Extracted data entries:
---*---

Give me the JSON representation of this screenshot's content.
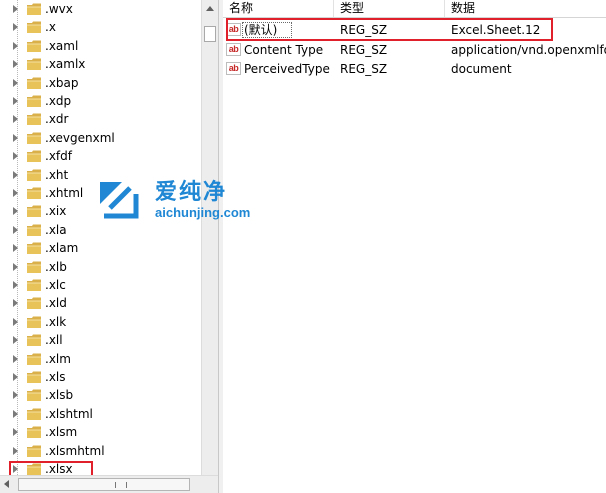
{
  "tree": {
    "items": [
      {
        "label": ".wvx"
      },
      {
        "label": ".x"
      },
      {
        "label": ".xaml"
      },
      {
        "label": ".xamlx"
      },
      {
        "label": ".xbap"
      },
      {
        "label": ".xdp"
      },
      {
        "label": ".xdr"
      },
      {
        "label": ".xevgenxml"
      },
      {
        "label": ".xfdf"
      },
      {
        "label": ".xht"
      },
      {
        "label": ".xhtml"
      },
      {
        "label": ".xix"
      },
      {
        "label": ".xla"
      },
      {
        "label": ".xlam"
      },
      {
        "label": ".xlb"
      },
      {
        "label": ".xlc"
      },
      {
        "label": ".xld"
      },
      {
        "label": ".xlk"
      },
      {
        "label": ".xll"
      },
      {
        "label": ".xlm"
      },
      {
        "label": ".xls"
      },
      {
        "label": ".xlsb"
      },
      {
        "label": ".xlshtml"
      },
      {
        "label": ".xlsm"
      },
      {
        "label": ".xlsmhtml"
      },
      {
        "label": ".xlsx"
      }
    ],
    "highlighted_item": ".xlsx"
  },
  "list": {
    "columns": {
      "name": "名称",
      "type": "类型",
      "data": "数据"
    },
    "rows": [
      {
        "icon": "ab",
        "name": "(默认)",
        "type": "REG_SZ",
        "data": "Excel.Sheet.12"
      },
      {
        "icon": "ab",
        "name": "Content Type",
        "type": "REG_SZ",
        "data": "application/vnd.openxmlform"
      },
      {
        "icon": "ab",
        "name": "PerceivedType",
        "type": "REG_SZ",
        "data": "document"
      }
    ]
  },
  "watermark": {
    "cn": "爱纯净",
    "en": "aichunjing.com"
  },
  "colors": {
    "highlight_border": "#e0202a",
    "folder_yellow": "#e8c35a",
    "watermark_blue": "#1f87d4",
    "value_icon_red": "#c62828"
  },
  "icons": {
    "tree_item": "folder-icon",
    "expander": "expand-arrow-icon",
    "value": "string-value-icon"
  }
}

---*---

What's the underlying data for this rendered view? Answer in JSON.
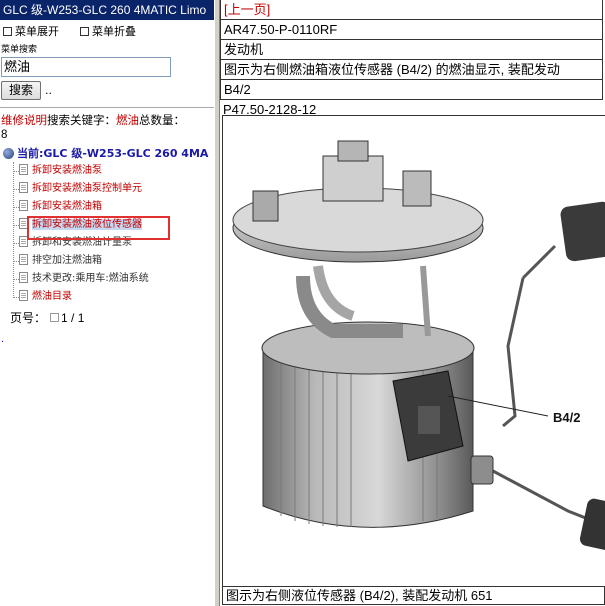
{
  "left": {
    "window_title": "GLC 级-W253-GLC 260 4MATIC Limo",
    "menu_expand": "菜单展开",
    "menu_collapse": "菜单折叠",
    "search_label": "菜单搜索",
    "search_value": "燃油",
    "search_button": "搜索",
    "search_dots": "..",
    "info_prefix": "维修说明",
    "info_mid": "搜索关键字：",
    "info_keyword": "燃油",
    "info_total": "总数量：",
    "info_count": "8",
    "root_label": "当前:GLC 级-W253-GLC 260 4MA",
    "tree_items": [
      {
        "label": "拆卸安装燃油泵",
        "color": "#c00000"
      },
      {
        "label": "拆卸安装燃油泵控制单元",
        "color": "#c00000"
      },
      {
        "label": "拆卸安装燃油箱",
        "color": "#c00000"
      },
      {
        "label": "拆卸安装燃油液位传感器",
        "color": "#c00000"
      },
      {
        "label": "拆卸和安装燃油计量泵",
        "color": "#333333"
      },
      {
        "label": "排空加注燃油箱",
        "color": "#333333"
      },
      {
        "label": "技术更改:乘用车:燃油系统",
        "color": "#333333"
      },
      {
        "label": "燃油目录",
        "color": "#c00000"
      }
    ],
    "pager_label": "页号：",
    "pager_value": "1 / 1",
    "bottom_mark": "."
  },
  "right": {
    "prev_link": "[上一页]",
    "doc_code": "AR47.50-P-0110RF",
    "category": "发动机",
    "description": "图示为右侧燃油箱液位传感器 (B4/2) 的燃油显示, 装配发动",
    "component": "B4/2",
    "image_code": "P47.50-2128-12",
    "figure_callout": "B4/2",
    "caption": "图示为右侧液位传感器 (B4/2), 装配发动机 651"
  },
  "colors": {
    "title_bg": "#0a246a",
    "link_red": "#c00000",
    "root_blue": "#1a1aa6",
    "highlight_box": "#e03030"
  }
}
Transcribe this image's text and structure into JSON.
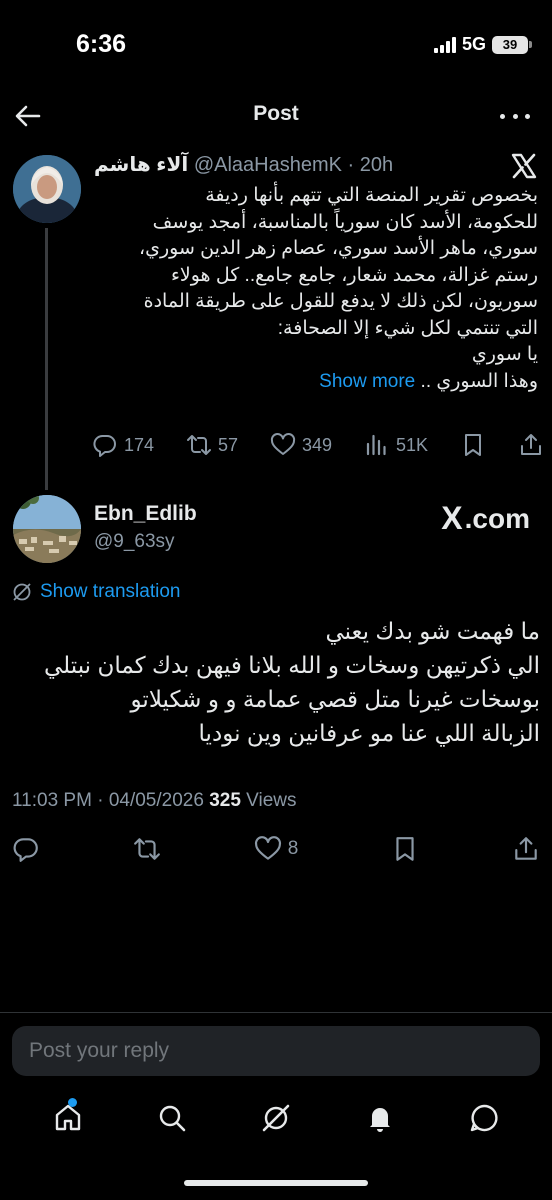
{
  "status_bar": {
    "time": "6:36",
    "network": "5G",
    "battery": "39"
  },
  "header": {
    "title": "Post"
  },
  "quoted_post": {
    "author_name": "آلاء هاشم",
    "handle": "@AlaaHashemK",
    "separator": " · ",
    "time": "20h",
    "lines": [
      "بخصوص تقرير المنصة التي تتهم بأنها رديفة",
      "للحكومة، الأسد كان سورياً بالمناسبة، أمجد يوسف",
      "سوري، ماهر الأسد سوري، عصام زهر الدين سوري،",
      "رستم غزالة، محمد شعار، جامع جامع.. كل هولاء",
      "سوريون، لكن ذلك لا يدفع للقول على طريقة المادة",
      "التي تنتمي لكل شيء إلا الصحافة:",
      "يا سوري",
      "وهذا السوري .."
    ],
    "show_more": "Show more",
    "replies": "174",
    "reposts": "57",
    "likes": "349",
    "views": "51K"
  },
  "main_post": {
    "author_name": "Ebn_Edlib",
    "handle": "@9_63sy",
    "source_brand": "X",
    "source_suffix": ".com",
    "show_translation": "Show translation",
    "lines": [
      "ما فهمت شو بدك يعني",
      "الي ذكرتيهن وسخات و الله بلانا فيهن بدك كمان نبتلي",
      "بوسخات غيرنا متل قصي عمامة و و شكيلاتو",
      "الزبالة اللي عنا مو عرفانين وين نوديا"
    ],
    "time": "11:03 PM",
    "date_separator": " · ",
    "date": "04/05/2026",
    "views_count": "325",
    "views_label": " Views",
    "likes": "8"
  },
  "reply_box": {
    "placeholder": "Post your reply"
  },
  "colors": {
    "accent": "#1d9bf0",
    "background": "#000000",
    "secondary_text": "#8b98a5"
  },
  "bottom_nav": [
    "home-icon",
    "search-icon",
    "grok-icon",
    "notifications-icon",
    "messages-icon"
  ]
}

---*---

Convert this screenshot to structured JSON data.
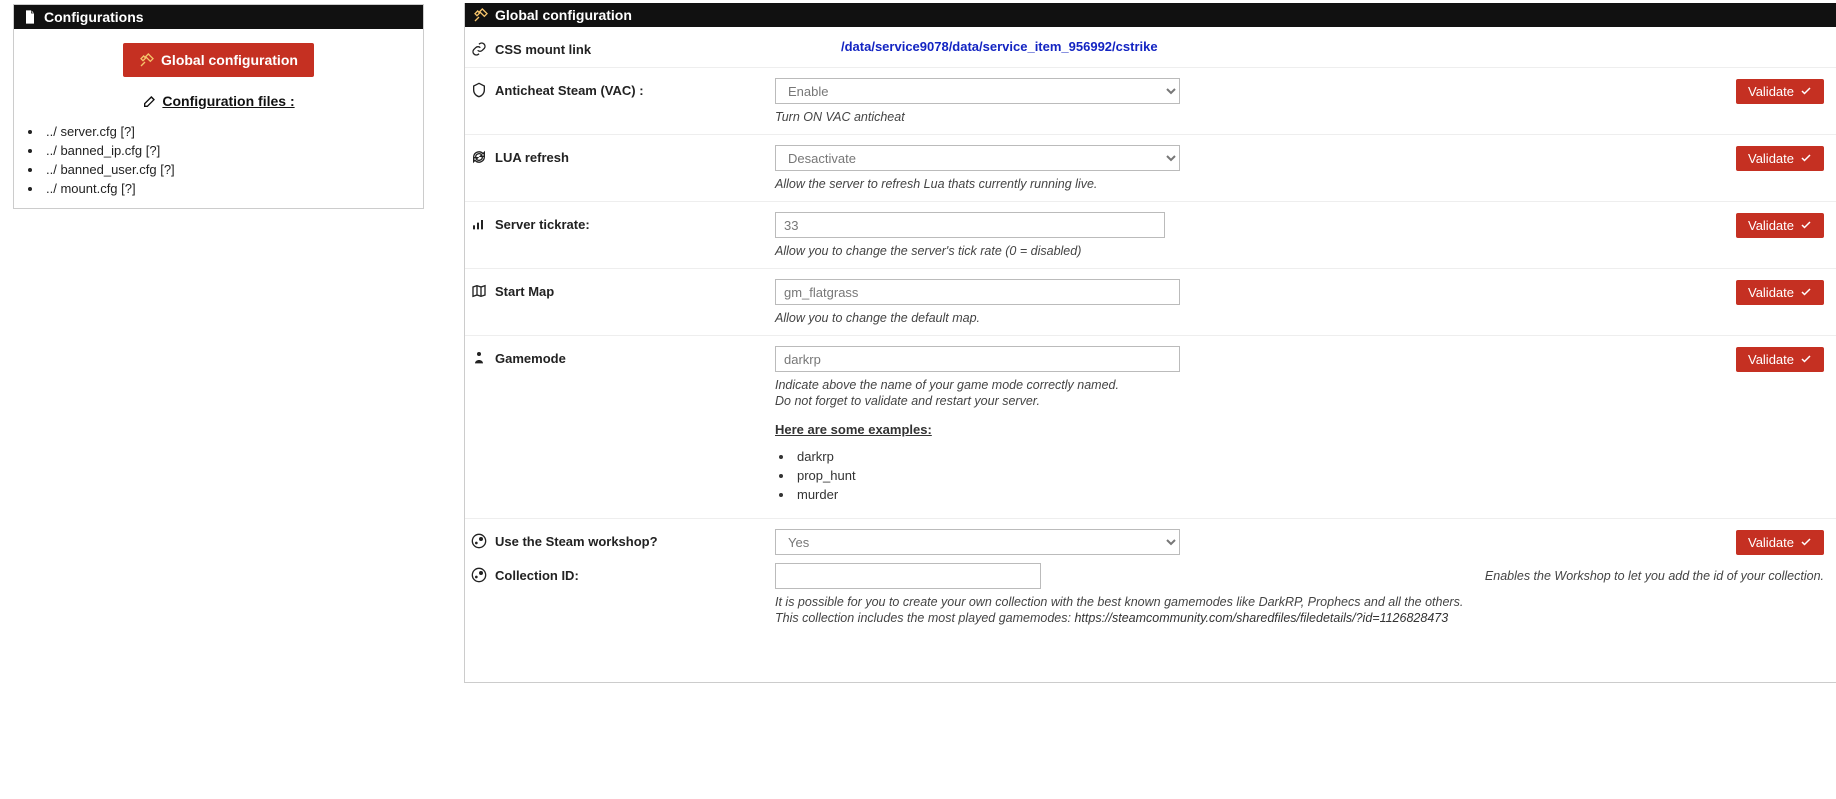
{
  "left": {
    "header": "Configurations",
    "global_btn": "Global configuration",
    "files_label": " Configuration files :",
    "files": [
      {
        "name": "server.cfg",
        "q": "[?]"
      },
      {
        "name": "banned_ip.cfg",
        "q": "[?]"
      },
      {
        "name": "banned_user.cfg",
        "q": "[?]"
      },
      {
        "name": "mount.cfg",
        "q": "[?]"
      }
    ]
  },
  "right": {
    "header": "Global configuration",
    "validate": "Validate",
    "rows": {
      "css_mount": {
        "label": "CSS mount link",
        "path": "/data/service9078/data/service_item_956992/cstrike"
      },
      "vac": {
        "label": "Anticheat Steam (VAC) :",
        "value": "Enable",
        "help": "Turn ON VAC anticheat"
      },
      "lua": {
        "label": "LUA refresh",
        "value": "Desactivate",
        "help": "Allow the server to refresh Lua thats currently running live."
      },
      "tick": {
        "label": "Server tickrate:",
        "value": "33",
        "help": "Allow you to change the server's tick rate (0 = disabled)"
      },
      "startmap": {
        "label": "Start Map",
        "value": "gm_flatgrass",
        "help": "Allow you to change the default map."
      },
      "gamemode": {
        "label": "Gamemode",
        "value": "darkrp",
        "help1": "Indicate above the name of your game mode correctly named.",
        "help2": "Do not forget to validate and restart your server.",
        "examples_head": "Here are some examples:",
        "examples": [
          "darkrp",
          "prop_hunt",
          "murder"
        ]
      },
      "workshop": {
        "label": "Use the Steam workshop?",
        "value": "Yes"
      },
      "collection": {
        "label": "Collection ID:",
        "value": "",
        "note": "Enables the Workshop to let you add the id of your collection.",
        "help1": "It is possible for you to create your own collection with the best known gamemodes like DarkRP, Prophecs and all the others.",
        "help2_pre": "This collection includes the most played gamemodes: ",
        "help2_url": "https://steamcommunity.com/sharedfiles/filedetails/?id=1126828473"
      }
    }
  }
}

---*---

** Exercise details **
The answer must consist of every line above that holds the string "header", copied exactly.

** Answer for the task **
  "header": {
    "header": "Configurations",
    "header": "Global configuration",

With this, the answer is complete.